PROBLEM DETAILS
How many lines in the records below contain "label"? Reply with the number only.
────
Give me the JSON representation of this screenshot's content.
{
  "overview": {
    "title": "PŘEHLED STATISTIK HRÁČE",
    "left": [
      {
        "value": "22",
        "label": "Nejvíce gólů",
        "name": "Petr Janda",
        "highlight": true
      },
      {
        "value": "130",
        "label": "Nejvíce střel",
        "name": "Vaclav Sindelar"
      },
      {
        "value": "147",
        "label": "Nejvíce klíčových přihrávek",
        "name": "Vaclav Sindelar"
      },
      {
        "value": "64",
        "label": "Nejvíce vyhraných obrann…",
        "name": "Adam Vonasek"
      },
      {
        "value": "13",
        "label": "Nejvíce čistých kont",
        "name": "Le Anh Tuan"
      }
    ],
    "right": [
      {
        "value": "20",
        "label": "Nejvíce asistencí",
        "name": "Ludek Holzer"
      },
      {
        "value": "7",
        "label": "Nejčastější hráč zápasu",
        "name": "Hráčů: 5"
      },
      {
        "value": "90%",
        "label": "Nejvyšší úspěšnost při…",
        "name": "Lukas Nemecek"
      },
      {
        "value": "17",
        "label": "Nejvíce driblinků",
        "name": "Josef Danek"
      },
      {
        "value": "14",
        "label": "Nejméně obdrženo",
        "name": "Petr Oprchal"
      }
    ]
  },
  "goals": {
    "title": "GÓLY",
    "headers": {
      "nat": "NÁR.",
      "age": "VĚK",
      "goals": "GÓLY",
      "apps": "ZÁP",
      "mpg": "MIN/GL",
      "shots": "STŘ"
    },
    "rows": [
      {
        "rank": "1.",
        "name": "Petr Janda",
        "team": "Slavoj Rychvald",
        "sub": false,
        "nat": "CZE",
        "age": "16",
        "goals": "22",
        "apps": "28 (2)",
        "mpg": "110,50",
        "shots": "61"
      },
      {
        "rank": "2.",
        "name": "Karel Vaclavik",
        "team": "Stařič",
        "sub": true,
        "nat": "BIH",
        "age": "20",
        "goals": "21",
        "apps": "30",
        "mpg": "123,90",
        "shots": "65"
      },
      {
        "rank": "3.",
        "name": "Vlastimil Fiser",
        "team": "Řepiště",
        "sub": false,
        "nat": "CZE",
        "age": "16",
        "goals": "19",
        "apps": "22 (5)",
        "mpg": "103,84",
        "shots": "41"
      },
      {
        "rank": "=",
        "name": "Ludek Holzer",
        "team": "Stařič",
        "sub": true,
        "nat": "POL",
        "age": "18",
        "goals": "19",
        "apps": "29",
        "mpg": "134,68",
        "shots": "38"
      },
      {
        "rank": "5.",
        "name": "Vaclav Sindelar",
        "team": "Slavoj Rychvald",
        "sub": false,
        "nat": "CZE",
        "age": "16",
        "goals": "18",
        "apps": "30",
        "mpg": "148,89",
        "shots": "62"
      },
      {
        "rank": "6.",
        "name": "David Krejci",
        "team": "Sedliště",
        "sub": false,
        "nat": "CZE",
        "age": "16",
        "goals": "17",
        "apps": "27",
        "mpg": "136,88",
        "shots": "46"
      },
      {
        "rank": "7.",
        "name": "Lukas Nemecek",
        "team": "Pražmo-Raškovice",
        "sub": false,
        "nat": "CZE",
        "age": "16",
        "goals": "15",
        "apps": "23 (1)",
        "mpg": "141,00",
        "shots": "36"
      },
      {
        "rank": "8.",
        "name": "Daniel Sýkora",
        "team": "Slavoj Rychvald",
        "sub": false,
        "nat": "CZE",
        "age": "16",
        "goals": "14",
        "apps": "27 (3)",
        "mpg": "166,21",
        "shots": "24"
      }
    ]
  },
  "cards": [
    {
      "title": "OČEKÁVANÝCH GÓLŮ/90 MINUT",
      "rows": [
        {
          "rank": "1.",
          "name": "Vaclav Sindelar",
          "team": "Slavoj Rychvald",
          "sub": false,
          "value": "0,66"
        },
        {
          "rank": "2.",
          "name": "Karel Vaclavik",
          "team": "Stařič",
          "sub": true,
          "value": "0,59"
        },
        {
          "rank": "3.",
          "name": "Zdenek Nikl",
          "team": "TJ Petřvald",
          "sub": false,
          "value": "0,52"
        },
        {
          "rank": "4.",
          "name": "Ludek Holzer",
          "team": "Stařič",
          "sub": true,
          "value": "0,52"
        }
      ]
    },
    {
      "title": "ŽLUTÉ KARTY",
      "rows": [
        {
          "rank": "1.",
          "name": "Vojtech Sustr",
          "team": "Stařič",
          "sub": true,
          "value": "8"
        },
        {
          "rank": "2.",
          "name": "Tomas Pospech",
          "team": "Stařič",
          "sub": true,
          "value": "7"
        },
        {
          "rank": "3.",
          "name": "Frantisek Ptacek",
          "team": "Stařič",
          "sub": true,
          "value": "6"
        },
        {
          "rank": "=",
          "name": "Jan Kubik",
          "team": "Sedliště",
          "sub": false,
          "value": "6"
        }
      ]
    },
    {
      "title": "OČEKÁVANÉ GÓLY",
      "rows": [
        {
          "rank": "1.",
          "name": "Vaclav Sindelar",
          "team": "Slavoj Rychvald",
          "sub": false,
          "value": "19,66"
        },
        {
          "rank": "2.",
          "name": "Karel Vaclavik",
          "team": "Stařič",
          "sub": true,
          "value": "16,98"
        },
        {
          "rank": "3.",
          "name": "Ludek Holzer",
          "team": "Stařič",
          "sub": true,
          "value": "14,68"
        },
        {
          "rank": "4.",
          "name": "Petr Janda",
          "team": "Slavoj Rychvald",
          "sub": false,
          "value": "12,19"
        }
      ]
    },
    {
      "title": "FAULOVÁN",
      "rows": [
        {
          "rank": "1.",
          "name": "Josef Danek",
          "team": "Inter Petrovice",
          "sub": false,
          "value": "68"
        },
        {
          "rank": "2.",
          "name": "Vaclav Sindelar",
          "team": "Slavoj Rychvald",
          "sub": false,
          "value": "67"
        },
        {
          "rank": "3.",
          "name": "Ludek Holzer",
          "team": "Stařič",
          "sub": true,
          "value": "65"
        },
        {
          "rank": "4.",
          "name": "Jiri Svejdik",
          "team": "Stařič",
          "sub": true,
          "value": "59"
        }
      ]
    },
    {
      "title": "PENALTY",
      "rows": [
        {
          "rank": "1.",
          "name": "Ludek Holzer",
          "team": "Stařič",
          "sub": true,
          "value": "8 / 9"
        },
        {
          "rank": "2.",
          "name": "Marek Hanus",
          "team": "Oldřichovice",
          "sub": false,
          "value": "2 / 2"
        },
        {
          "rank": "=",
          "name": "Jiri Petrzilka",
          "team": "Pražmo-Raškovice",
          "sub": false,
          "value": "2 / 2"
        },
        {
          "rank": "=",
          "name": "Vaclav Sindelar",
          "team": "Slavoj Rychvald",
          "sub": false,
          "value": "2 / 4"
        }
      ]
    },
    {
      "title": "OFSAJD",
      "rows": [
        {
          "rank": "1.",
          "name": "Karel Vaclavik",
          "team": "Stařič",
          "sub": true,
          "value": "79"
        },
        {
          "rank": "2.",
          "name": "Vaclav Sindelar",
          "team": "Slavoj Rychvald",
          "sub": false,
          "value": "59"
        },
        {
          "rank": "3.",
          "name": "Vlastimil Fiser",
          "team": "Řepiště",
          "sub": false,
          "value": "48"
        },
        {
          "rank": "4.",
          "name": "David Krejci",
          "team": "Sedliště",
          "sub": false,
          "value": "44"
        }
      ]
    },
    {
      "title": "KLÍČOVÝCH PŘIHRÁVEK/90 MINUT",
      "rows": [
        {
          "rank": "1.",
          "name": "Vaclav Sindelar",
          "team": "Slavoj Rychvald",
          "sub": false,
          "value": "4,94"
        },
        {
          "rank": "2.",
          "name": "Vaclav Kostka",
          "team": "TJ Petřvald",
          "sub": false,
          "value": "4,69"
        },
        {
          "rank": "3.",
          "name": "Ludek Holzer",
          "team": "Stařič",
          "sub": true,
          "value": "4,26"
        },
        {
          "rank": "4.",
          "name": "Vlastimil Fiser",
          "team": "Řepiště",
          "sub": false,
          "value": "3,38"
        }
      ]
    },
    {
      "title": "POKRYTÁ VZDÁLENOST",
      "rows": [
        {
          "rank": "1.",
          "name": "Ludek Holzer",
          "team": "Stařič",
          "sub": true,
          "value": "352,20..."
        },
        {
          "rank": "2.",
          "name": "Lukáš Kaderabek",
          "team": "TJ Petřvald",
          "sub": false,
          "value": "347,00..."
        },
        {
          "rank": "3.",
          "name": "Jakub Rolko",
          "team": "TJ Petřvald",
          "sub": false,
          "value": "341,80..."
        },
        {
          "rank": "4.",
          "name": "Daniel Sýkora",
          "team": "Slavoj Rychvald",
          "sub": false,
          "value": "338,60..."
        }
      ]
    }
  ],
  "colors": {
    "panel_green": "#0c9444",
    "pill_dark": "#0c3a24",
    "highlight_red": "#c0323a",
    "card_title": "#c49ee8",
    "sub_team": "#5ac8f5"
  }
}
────
SOLUTION FOR THIS EXERCISE
10